- I know what you mean -- a Federation outpost was attacked; a Starfleet officer and his wife were murdered; a Federation citizen was kidnapped; and Picard decides to give the hostage *back* to the kidnapper? The ending seems really out of character -- not just for Picard, but for the whole series. I'm surprised he wasn't court-martialed. -- Heath 18.104.22.168 02:30, 18 February 2007 (UTC)
- With respect, not at all out of character. A Federation outpost was attacked in the middle of a war. Those that died were casualties of war, and given that they were officers (essentially in the military), they were not "murdered". Jono was not kidnapped by the traditions of the Talarians, and as a good Starfleet officer, Picard is trained to be aware of and conscious of other races traditions and practices. So is Starfleet command. In the end, Picard made the decision that was both best for the Federation (keeping them out of another war), and for Jono. --OuroborosCobra talk 03:11, 18 February 2007 (UTC)

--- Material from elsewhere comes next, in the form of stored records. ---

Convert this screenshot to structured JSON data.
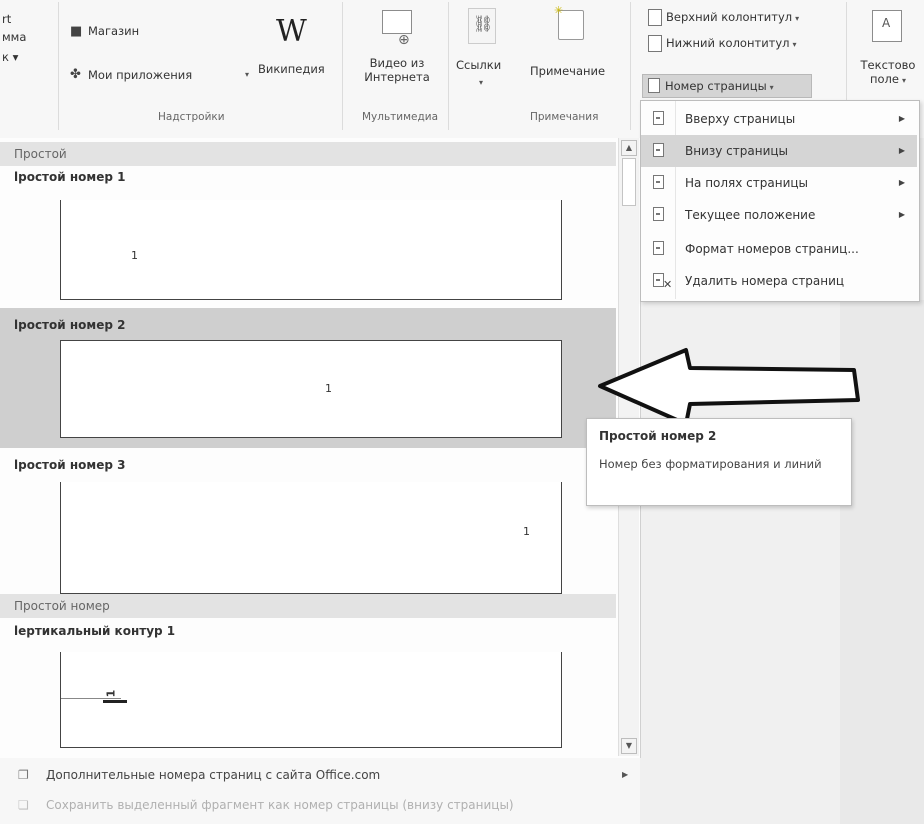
{
  "ribbon": {
    "partial_left": [
      "rt",
      "мма",
      "к ▾"
    ],
    "addins": {
      "store_label": "Магазин",
      "my_apps_label": "Мои приложения",
      "wikipedia_label": "Википедия",
      "wikipedia_glyph": "W",
      "group_label": "Надстройки"
    },
    "media": {
      "online_video_line1": "Видео из",
      "online_video_line2": "Интернета",
      "group_label": "Мультимедиа"
    },
    "links": {
      "label": "Ссылки"
    },
    "comments": {
      "comment_label": "Примечание",
      "group_label": "Примечания"
    },
    "header_footer": {
      "header_label": "Верхний колонтитул",
      "footer_label": "Нижний колонтитул",
      "page_number_label": "Номер страницы"
    },
    "textbox": {
      "line1": "Текстово",
      "line2": "поле"
    },
    "dropdown_glyph": "▾"
  },
  "gallery": {
    "sections": [
      {
        "header": "Простой"
      },
      {
        "header": "Простой номер"
      }
    ],
    "items": [
      {
        "title": "lростой номер 1",
        "number": "1"
      },
      {
        "title": "lростой номер 2",
        "number": "1"
      },
      {
        "title": "lростой номер 3",
        "number": "1"
      },
      {
        "title": "lертикальный контур 1",
        "number": "1"
      }
    ],
    "selected_index": 1
  },
  "bottom": {
    "more_numbers": "Дополнительные номера страниц с сайта Office.com",
    "save_selection": "Сохранить выделенный фрагмент как номер страницы (внизу страницы)"
  },
  "menu": {
    "items": [
      {
        "label": "Вверху страницы",
        "submenu": true
      },
      {
        "label": "Внизу страницы",
        "submenu": true
      },
      {
        "label": "На полях страницы",
        "submenu": true
      },
      {
        "label": "Текущее положение",
        "submenu": true
      },
      {
        "label": "Формат номеров страниц...",
        "submenu": false
      },
      {
        "label": "Удалить номера страниц",
        "submenu": false
      }
    ],
    "highlighted_index": 1
  },
  "tooltip": {
    "title": "Простой номер 2",
    "description": "Номер без форматирования и линий"
  },
  "colors": {
    "selected_row": "#cfcfcf",
    "section_header": "#e3e3e3",
    "menu_highlight": "#d5d5d5"
  }
}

- I sympathized with the Talarians during this episode, because the father's explanation was believable and sounded normal for Star Trek cross-culture adolescences with alien species built with titanium-strength rib cages and rhinoceros leather skin. If the boy was assumed to have no living relatives, and the adoptive father had as much understanding of Federation traditions as Picard did of theirs, then the adoptive father probably figured it would not be right to leave the baby alone. As more and more facts arose during the episode, it looked more like parental love rather than Stockholm's syndrome. It makes as much sense as babies switched at birth being forced to live with their "real" parents after fifteen years, and I'm glad Picard did the right thing.
- Memory Alpha is a great website. It acts for me like a missing DVD commentary. 22.214.171.124 00:16, 29 July 2008 (UTC)
Removed similarity Edit
The story is very similar to an episode of the radio western Have Gun Will Travel. "The Hanging Cross" was written by Gene Roddenberry and broadcast 21 Dec 1958.
Removed, as we only note deliberate similarities. If there is proof the writers of this episode has Roddenberry's earlier script in mind when writing it, this note can go back.--31dot 21:29, October 20, 2009 (UTC)